__Exercise aim__:
The data below must be copied in full and without any change.

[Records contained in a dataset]
※ ※ ※
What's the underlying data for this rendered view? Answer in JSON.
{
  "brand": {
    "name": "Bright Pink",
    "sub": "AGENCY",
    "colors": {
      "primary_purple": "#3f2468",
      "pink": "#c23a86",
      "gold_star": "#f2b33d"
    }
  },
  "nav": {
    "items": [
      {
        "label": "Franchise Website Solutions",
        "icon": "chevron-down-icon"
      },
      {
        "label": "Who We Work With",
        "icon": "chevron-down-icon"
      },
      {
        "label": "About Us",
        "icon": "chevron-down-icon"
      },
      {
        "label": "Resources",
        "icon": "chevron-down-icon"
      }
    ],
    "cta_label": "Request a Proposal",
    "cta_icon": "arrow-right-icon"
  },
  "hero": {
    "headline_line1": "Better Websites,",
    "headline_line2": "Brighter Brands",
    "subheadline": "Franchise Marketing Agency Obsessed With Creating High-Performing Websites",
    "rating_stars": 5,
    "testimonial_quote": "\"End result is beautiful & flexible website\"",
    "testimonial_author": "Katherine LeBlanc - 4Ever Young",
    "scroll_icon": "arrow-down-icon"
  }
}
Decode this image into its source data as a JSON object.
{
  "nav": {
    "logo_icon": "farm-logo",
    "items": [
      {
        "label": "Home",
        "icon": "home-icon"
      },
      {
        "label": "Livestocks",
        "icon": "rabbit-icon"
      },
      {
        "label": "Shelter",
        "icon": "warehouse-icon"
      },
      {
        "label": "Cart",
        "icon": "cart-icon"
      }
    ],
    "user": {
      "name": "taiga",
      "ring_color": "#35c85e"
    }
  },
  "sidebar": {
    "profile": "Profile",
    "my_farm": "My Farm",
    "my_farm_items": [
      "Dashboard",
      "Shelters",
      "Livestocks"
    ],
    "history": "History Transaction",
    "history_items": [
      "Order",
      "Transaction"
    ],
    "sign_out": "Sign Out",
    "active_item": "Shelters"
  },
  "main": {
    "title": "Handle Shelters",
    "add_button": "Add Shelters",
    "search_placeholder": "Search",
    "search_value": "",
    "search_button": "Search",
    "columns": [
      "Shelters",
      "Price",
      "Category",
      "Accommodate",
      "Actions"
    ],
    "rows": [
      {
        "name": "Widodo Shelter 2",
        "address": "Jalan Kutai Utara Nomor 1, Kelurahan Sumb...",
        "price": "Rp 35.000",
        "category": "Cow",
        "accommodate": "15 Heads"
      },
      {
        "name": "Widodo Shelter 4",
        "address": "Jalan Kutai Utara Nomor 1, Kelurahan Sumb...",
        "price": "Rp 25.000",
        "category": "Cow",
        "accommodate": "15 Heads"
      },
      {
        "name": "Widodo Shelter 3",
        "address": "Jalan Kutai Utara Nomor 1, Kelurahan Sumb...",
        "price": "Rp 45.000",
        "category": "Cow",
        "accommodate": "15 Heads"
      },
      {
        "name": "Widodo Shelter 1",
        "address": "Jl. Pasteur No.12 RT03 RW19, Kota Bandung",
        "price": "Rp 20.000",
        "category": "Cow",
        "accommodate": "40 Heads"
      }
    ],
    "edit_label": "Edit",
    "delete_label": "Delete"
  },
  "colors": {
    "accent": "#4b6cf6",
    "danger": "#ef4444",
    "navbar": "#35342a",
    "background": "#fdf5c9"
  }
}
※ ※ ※
__Task answer__:
What's the underlying data for this rendered view? Answer in JSON.
{
  "brand": {
    "name": "Bright Pink",
    "sub": "AGENCY",
    "colors": {
      "primary_purple": "#3f2468",
      "pink": "#c23a86",
      "gold_star": "#f2b33d"
    }
  },
  "nav": {
    "items": [
      {
        "label": "Franchise Website Solutions",
        "icon": "chevron-down-icon"
      },
      {
        "label": "Who We Work With",
        "icon": "chevron-down-icon"
      },
      {
        "label": "About Us",
        "icon": "chevron-down-icon"
      },
      {
        "label": "Resources",
        "icon": "chevron-down-icon"
      }
    ],
    "cta_label": "Request a Proposal",
    "cta_icon": "arrow-right-icon"
  },
  "hero": {
    "headline_line1": "Better Websites,",
    "headline_line2": "Brighter Brands",
    "subheadline": "Franchise Marketing Agency Obsessed With Creating High-Performing Websites",
    "rating_stars": 5,
    "testimonial_quote": "\"End result is beautiful & flexible website\"",
    "testimonial_author": "Katherine LeBlanc - 4Ever Young",
    "scroll_icon": "arrow-down-icon"
  }
}
Decode this image into its source data as a JSON object.
{
  "nav": {
    "logo_icon": "farm-logo",
    "items": [
      {
        "label": "Home",
        "icon": "home-icon"
      },
      {
        "label": "Livestocks",
        "icon": "rabbit-icon"
      },
      {
        "label": "Shelter",
        "icon": "warehouse-icon"
      },
      {
        "label": "Cart",
        "icon": "cart-icon"
      }
    ],
    "user": {
      "name": "taiga",
      "ring_color": "#35c85e"
    }
  },
  "sidebar": {
    "profile": "Profile",
    "my_farm": "My Farm",
    "my_farm_items": [
      "Dashboard",
      "Shelters",
      "Livestocks"
    ],
    "history": "History Transaction",
    "history_items": [
      "Order",
      "Transaction"
    ],
    "sign_out": "Sign Out",
    "active_item": "Shelters"
  },
  "main": {
    "title": "Handle Shelters",
    "add_button": "Add Shelters",
    "search_placeholder": "Search",
    "search_value": "",
    "search_button": "Search",
    "columns": [
      "Shelters",
      "Price",
      "Category",
      "Accommodate",
      "Actions"
    ],
    "rows": [
      {
        "name": "Widodo Shelter 2",
        "address": "Jalan Kutai Utara Nomor 1, Kelurahan Sumb...",
        "price": "Rp 35.000",
        "category": "Cow",
        "accommodate": "15 Heads"
      },
      {
        "name": "Widodo Shelter 4",
        "address": "Jalan Kutai Utara Nomor 1, Kelurahan Sumb...",
        "price": "Rp 25.000",
        "category": "Cow",
        "accommodate": "15 Heads"
      },
      {
        "name": "Widodo Shelter 3",
        "address": "Jalan Kutai Utara Nomor 1, Kelurahan Sumb...",
        "price": "Rp 45.000",
        "category": "Cow",
        "accommodate": "15 Heads"
      },
      {
        "name": "Widodo Shelter 1",
        "address": "Jl. Pasteur No.12 RT03 RW19, Kota Bandung",
        "price": "Rp 20.000",
        "category": "Cow",
        "accommodate": "40 Heads"
      }
    ],
    "edit_label": "Edit",
    "delete_label": "Delete"
  },
  "colors": {
    "accent": "#4b6cf6",
    "danger": "#ef4444",
    "navbar": "#35342a",
    "background": "#fdf5c9"
  }
}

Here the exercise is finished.